Seattle mother Christine Leahy pays close attention to the messages being sent to her 8- and 10-year-old daughters, based on her own experience growing up. “I was raised doing flashcards and I figured out early on that I must not be good at math.” Leahy says she did not hear that effort and struggle are good things, so she assumed other subject areas must be better for her.
When it comes to STEM fields — science, technology, engineering and math — success is achieved by working through complex problems. Fixed-mindset messages can be particularly undermining in these areas. “Our brightest girls are the hardest on themselves,” explains Dweck. “When they hit obstacles, they think they’re not good at something. This is especially true in math and science.”
Author and education advocate Eric Liu agrees. “Girls have a brittle sense of what their capabilities might be,” especially if they are used to getting a lot of praise, Liu says. Boys, on the other hand, are often told, “You just need to focus!” which Liu says sends the message that it’s the effort that matters.

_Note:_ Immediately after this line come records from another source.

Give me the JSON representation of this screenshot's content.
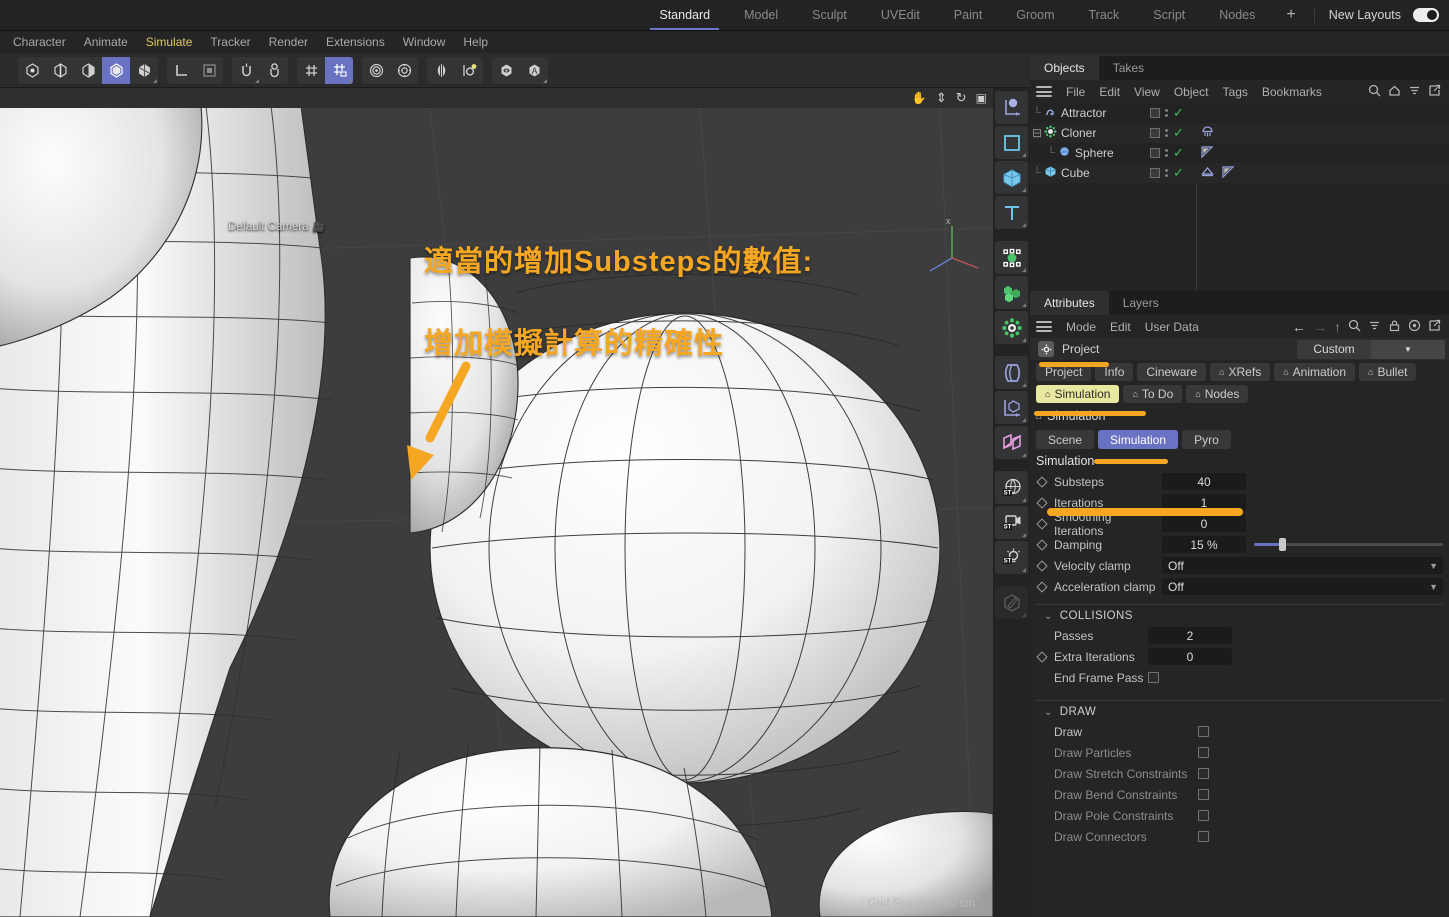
{
  "layout_bar": {
    "tabs": [
      {
        "label": "Standard",
        "active": true
      },
      {
        "label": "Model",
        "active": false
      },
      {
        "label": "Sculpt",
        "active": false
      },
      {
        "label": "UVEdit",
        "active": false
      },
      {
        "label": "Paint",
        "active": false
      },
      {
        "label": "Groom",
        "active": false
      },
      {
        "label": "Track",
        "active": false
      },
      {
        "label": "Script",
        "active": false
      },
      {
        "label": "Nodes",
        "active": false
      }
    ],
    "add_label": "+",
    "new_layouts_label": "New Layouts"
  },
  "menu_bar": {
    "items": [
      {
        "label": "Character",
        "highlight": false
      },
      {
        "label": "Animate",
        "highlight": false
      },
      {
        "label": "Simulate",
        "highlight": true
      },
      {
        "label": "Tracker",
        "highlight": false
      },
      {
        "label": "Render",
        "highlight": false
      },
      {
        "label": "Extensions",
        "highlight": false
      },
      {
        "label": "Window",
        "highlight": false
      },
      {
        "label": "Help",
        "highlight": false
      }
    ]
  },
  "toolbar": {
    "groups": [
      {
        "icons": [
          "point-mode-icon",
          "edge-mode-icon",
          "polygon-mode-icon",
          "model-mode-icon",
          "object-axis-icon"
        ],
        "selected_index": 3
      },
      {
        "icons": [
          "world-axis-icon",
          "frame-selection-icon"
        ],
        "selected_index": -1
      },
      {
        "icons": [
          "snap-icon",
          "snap-settings-icon"
        ],
        "selected_index": -1
      },
      {
        "icons": [
          "workplane-icon",
          "workplane-lock-icon"
        ],
        "selected_index": 1
      },
      {
        "icons": [
          "render-view-icon",
          "render-settings-icon"
        ],
        "selected_index": -1
      },
      {
        "icons": [
          "symmetry-icon",
          "modeling-settings-icon"
        ],
        "selected_index": -1
      },
      {
        "icons": [
          "visibility-icon",
          "annotation-icon"
        ],
        "selected_index": -1
      }
    ],
    "right_groups": [
      {
        "icons": [
          "render-frame-icon",
          "render-preview-icon",
          "render-settings2-icon"
        ],
        "selected_index": -1
      },
      {
        "icons": [
          "material-sphere-icon"
        ],
        "selected_index": -1
      }
    ]
  },
  "viewport": {
    "camera_label": "Default Camera",
    "header_icons": [
      "pan-icon",
      "dolly-icon",
      "rotate-icon",
      "maximize-icon"
    ],
    "annotation_line1": "適當的增加Substeps的數值:",
    "annotation_line2": "增加模擬計算的精確性",
    "annotation_color": "#f5a623",
    "grid_spacing": "Grid Spacing : 50 cm"
  },
  "rail": {
    "icons": [
      "null-object-icon",
      "spline-rect-icon",
      "cube-primitive-icon",
      "text-spline-icon",
      "deformer-group-icon",
      "array-generator-icon",
      "mograph-cloner-icon",
      "bend-deformer-icon",
      "axis-box-icon",
      "field-icon",
      "environment-icon",
      "stage-camera-icon",
      "light-icon",
      "sculpt-brush-icon"
    ]
  },
  "objects_panel": {
    "tabs": [
      {
        "label": "Objects",
        "active": true
      },
      {
        "label": "Takes",
        "active": false
      }
    ],
    "menu": [
      "File",
      "Edit",
      "View",
      "Object",
      "Tags",
      "Bookmarks"
    ],
    "menu_icons": [
      "search-icon",
      "home-icon",
      "filter-icon",
      "popout-icon"
    ],
    "rows": [
      {
        "name": "Attractor",
        "icon": "attractor-icon",
        "indent": 0,
        "expander": "",
        "visible": true,
        "tags": []
      },
      {
        "name": "Cloner",
        "icon": "cloner-icon",
        "indent": 0,
        "expander": "minus",
        "visible": true,
        "tags": [
          "simulation-tag"
        ]
      },
      {
        "name": "Sphere",
        "icon": "sphere-icon",
        "indent": 1,
        "expander": "",
        "visible": true,
        "tags": [
          "phong-tag"
        ]
      },
      {
        "name": "Cube",
        "icon": "cube-icon",
        "indent": 0,
        "expander": "",
        "visible": true,
        "tags": [
          "collider-tag",
          "phong-tag"
        ]
      }
    ]
  },
  "attributes_panel": {
    "tabs": [
      {
        "label": "Attributes",
        "active": true
      },
      {
        "label": "Layers",
        "active": false
      }
    ],
    "menu": [
      "Mode",
      "Edit",
      "User Data"
    ],
    "menu_icons": [
      "back-arrow-icon",
      "forward-arrow-icon",
      "up-arrow-icon",
      "search-icon",
      "filter-icon",
      "lock-icon",
      "target-icon",
      "popout-icon"
    ],
    "object_name": "Project",
    "object_icon": "project-settings-icon",
    "preset_dropdown": "Custom",
    "chips": [
      {
        "label": "Project",
        "active": false,
        "bell": false
      },
      {
        "label": "Info",
        "active": false,
        "bell": false
      },
      {
        "label": "Cineware",
        "active": false,
        "bell": false
      },
      {
        "label": "XRefs",
        "active": false,
        "bell": true
      },
      {
        "label": "Animation",
        "active": false,
        "bell": true
      },
      {
        "label": "Bullet",
        "active": false,
        "bell": true
      },
      {
        "label": "Simulation",
        "active": true,
        "bell": true
      },
      {
        "label": "To Do",
        "active": false,
        "bell": true
      },
      {
        "label": "Nodes",
        "active": false,
        "bell": true
      }
    ],
    "section_title": "Simulation",
    "subtabs": [
      {
        "label": "Scene",
        "active": false
      },
      {
        "label": "Simulation",
        "active": true
      },
      {
        "label": "Pyro",
        "active": false
      }
    ],
    "group_label": "Simulation",
    "fields": [
      {
        "label": "Substeps",
        "type": "number",
        "value": "40",
        "diamond": true
      },
      {
        "label": "Iterations",
        "type": "number",
        "value": "1",
        "diamond": true
      },
      {
        "label": "Smoothing Iterations",
        "type": "number",
        "value": "0",
        "diamond": true
      },
      {
        "label": "Damping",
        "type": "slider",
        "value": "15 %",
        "diamond": true,
        "percent": 15
      },
      {
        "label": "Velocity clamp",
        "type": "dropdown",
        "value": "Off",
        "diamond": true
      },
      {
        "label": "Acceleration clamp",
        "type": "dropdown",
        "value": "Off",
        "diamond": true
      }
    ],
    "collisions": {
      "title": "COLLISIONS",
      "fields": [
        {
          "label": "Passes",
          "type": "number",
          "value": "2",
          "diamond": false
        },
        {
          "label": "Extra Iterations",
          "type": "number",
          "value": "0",
          "diamond": true
        },
        {
          "label": "End Frame Pass",
          "type": "checkbox",
          "value": false,
          "diamond": false
        }
      ]
    },
    "draw": {
      "title": "DRAW",
      "fields": [
        {
          "label": "Draw",
          "type": "checkbox",
          "value": false,
          "dim": false
        },
        {
          "label": "Draw Particles",
          "type": "checkbox",
          "value": false,
          "dim": true
        },
        {
          "label": "Draw Stretch Constraints",
          "type": "checkbox",
          "value": false,
          "dim": true
        },
        {
          "label": "Draw Bend Constraints",
          "type": "checkbox",
          "value": false,
          "dim": true
        },
        {
          "label": "Draw Pole Constraints",
          "type": "checkbox",
          "value": false,
          "dim": true
        },
        {
          "label": "Draw Connectors",
          "type": "checkbox",
          "value": false,
          "dim": true
        }
      ]
    }
  }
}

“We put our children in high-pressure environments, seeking out the best schools we can find, then we use the constant praise to soften the intensity of those environments,” writes Po Bronson, the author of NurtureShock: New Thinking About Children. “We expect so much of them, but we hide our expectations behind constant glowing praise.”
Adair Dingle, a professor of computer science at Seattle University and a Mercer Island School District board member, says Dweck’s theory explains a phenomenon she has witnessed in her two decades of teaching college students. “Many of the kids have come through K–12 without academic difficulty, so when they hit it, often as freshmen, they fall apart.”
Karen Harmon, a counselor at Seattle’s Lowell Elementary School, believes the label “gifted” actually hurts children. “Our teachers are frustrated by kids who are superverbal and articulate and can tear through books but they can’t write anything down,” she says. “There’s no output. It’s as if they can’t put it down to let it be judged.”
And while Dweck says she is not against gifted programs, she, too, objects to the label. “The title ‘gifted’ implies they have been bestowed with a gift, rather than working to acquire something. I think it’s important that any gifted program not get hung up on the label, as that will result in a lack of motivation and enthusiasm for learning.”
So how does a parent encourage a growth mindset? At dinner, ask your kids what they struggled with and what they were challenged by that day. Praise them for working hard on something, even if the outcome was not ideal. As Eric Liu says, failure should not be treated as the real “F” word.
Hilary Benson is a writer and mother of three living in the Seattle area. Her work has been published in ParentMap and other magazines, and broadcast on television and radio.